‘The only way I can get publicity is to make them court-martial me.’
‘They won’t do it.’
‘Oh, yes, they will. It’s just a matter of hanging on.’
‘You’re in no state to stand a court-martial.’ Graves clasped his clenched fist. ‘If I had Russell here now, I’d
‘It was my idea.’
‘Oh, pull the other one. And even if it was, do you think anybody’s going to understand it? They’ll just say you’ve got cold feet.’
‘Look, Robert, you think exactly as I do about the war, and you
All right, that’s your choice. But don’t come here lecturing
This is the hardest thing I’ve ever done.’

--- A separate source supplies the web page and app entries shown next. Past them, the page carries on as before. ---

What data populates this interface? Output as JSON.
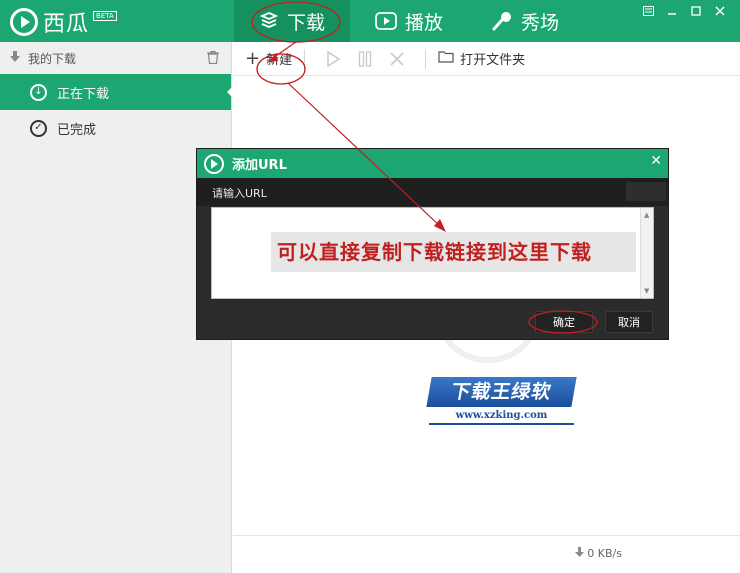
{
  "app": {
    "title": "西瓜",
    "badge": "BETA"
  },
  "nav": {
    "tabs": [
      {
        "label": "下载",
        "icon": "download-box-icon",
        "active": true
      },
      {
        "label": "播放",
        "icon": "play-icon",
        "active": false
      },
      {
        "label": "秀场",
        "icon": "microphone-icon",
        "active": false
      }
    ]
  },
  "window_controls": {
    "menu": "menu-icon",
    "minimize": "minimize-icon",
    "maximize": "maximize-icon",
    "close": "close-icon"
  },
  "sidebar": {
    "header": "我的下载",
    "items": [
      {
        "label": "正在下载",
        "icon": "download-circle-icon",
        "active": true
      },
      {
        "label": "已完成",
        "icon": "check-circle-icon",
        "active": false
      }
    ]
  },
  "toolbar": {
    "new_label": "新建",
    "open_folder_label": "打开文件夹"
  },
  "watermark": {
    "title": "下载王绿软",
    "url": "www.xzking.com"
  },
  "status": {
    "speed": "0 KB/s"
  },
  "dialog": {
    "title": "添加URL",
    "prompt": "请输入URL",
    "hint": "可以直接复制下载链接到这里下载",
    "ok_label": "确定",
    "cancel_label": "取消"
  },
  "colors": {
    "brand_green": "#1ba672",
    "active_tab": "#15915f",
    "annotation_red": "#c0201f",
    "watermark_blue": "#1c4f9c"
  }
}
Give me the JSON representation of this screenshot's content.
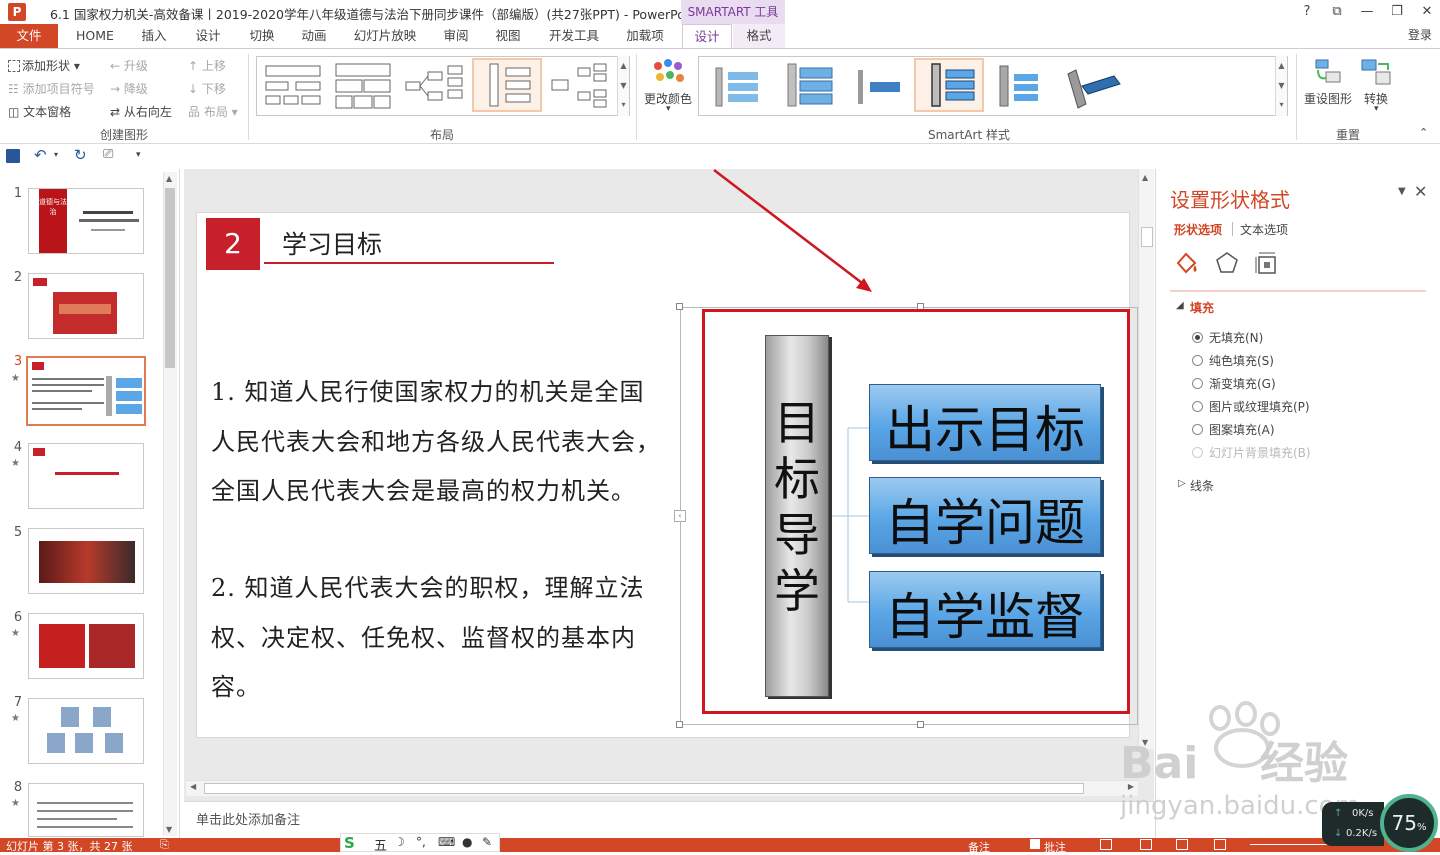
{
  "window": {
    "title": "6.1 国家权力机关-高效备课丨2019-2020学年八年级道德与法治下册同步课件（部编版）(共27张PPT) - PowerPoint",
    "context_tab_header": "SMARTART 工具",
    "controls": [
      "?",
      "⧉",
      "—",
      "❐",
      "✕"
    ]
  },
  "ribbon": {
    "file_tab": "文件",
    "tabs": [
      "HOME",
      "插入",
      "设计",
      "切换",
      "动画",
      "幻灯片放映",
      "审阅",
      "视图",
      "开发工具",
      "加载项"
    ],
    "context_tabs": [
      "设计",
      "格式"
    ],
    "login": "登录",
    "create_graphic": {
      "items": [
        "添加形状",
        "添加项目符号",
        "文本窗格",
        "升级",
        "降级",
        "从右向左",
        "上移",
        "下移",
        "布局"
      ],
      "label": "创建图形"
    },
    "layout_label": "布局",
    "change_colors": "更改颜色",
    "styles_label": "SmartArt 样式",
    "reset": {
      "items": [
        "重设图形",
        "转换"
      ],
      "label": "重置"
    }
  },
  "slides": {
    "numbers": [
      "1",
      "2",
      "3",
      "4",
      "5",
      "6",
      "7",
      "8"
    ],
    "selected": "3",
    "thumb1_title": "道德与法治"
  },
  "slide": {
    "badge": "2",
    "heading": "学习目标",
    "lines": [
      "1. 知道人民行使国家权力的机关是全国",
      "人民代表大会和地方各级人民代表大会，",
      "全国人民代表大会是最高的权力机关。",
      "2. 知道人民代表大会的职权，理解立法",
      "权、决定权、任免权、监督权的基本内",
      "容。"
    ],
    "smartart": {
      "vertical": [
        "目",
        "标",
        "导",
        "学"
      ],
      "boxes": [
        "出示目标",
        "自学问题",
        "自学监督"
      ]
    }
  },
  "notes_placeholder": "单击此处添加备注",
  "task_pane": {
    "title": "设置形状格式",
    "tabs": [
      "形状选项",
      "文本选项"
    ],
    "fill_section": "填充",
    "fill_options": [
      "无填充(N)",
      "纯色填充(S)",
      "渐变填充(G)",
      "图片或纹理填充(P)",
      "图案填充(A)",
      "幻灯片背景填充(B)"
    ],
    "line_section": "线条"
  },
  "status": {
    "slide_info": "幻灯片 第 3 张，共 27 张",
    "notes": "备注",
    "comments": "批注",
    "ime": "五"
  },
  "overlay": {
    "zoom": "75",
    "zoom_unit": "%",
    "up_speed": "0K/s",
    "down_speed": "0.2K/s"
  },
  "colors": {
    "accent": "#d24726",
    "smartart_context": "#7a3a9a",
    "red_frame": "#d0171f",
    "box_blue": "#5aa6e6"
  }
}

Now, on the train going to Craiglockhart, it still seemed the hardest thing. He shifted in his seat and sighed, looking out over fields of wheat bending to the wind. He remembered the silvery sound of shaken wheat, the shimmer of light on the stalks. He’d have given anything to be out there, away from the stuffiness of the carriage, the itch and constriction of his uniform.
On that Sunday they’d taken the train to Formby and spent the afternoon wandering aimlessly along the beach. A dull, wintry-looking sun cast their shadows far behind them, so that every gesture either of them made was mimicked and magnified.
you make a martyr of yourself, Sass. You should have accepted the Board.’
The discussion had become repetitive. For perhaps the fourth time, Sassoon said, ‘If I hold out long enough, there’s nothing else they can do.’
‘There’s a lot they can do.’ Graves seemed to come to a decision. ‘As a matter of fact, I’ve been pulling a few strings on your behalf.’
Sassoon smiled to hide his anger. ‘Good. If you’ve been exercising your usual tact, that ought to get me at least two years.’
‘They won’t court-martial you.’
In spite of himself, Sassoon began to feel afraid. ‘What, then?’
‘Shut you up in a lunatic asylum for the rest of the war.’